Combat Ready Art, a forge in Kalamazoo, offers lessons for people interested in learning to become a blacksmith or improve their craft. Artwork fills the business, with skulls covering the walls and paintings on the anvils. The unique space and passion of the staff could have been what drew the television show “Forged in Fire” to find it.
“We thought it was a scam. It was like, they’re contacting us? Really? We better check because this is probably a scam,” Jon Reeves, the owner of Combat Ready Art, said.
Reeves has been a blacksmith for more than 40 years. He was shocked when “Forged in Fire” producers reached out to him and wanted to shoot an episode at his business. He was even happier when he learned the competitors would be his students.
Breanna Lanier is from Portage, and she has been smithing for almost a year. When Reeves reached out to her asking if she wanted to compete on the show, she was surprised.
“I was like, oh really? You want me to do this?” Lanier said.
She was joined by Blake Maddow, who currently lives in Battle Creek and has been smithing for two years.
“I’ve watched the show for years and then, you know, they asked me if I have any interest in being on it and competing,” Maddox said. “I just, I really couldn’t believe it.”
They described their time on the show as chaotic and stressful, but it helped them both learn how to keep calm under pressure and what they need to work on in the future.
“At one point, I think I looked up and it was like 115 (degrees) in here when we were competing, so that was pretty crazy,” Maddox said.
“Patience is definitely key to keep cool under pressure, because when you don’t, that’s when things go wrong and they can go wrong very quickly,” Lanier said.
Reeves said it was hard sitting on the sidelines as he watched his students work, but he was proud to see their progress and for them to have the spotlight.

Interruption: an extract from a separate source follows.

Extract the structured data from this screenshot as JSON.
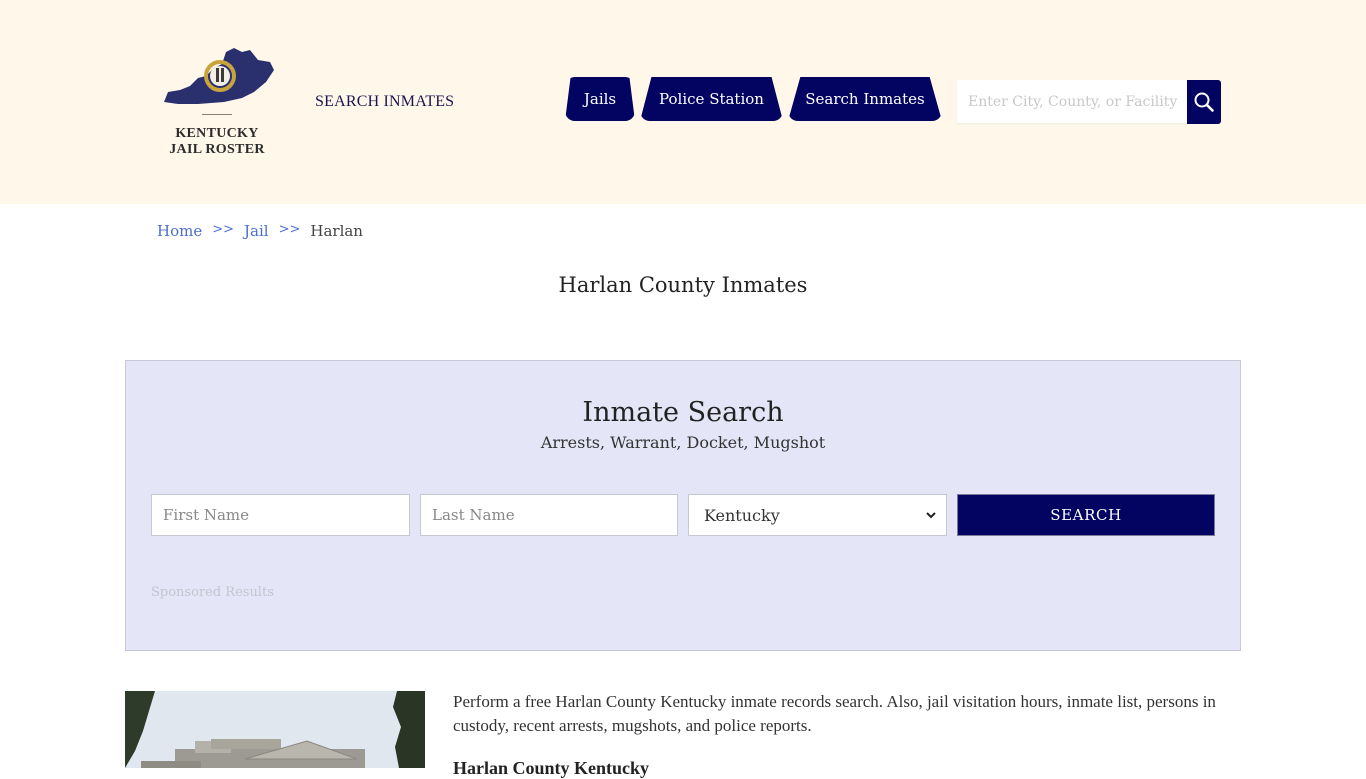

He hopes this experience will show off his students, the forge and inspire others to give smithing a try.
“We’re still here and we’re still viable,” Reeves said. “Blacksmithing is an art that really can only be taught by doing.”
The episode featuring Maddox, Lanier and another student will air on the History Channel on Oct. 18.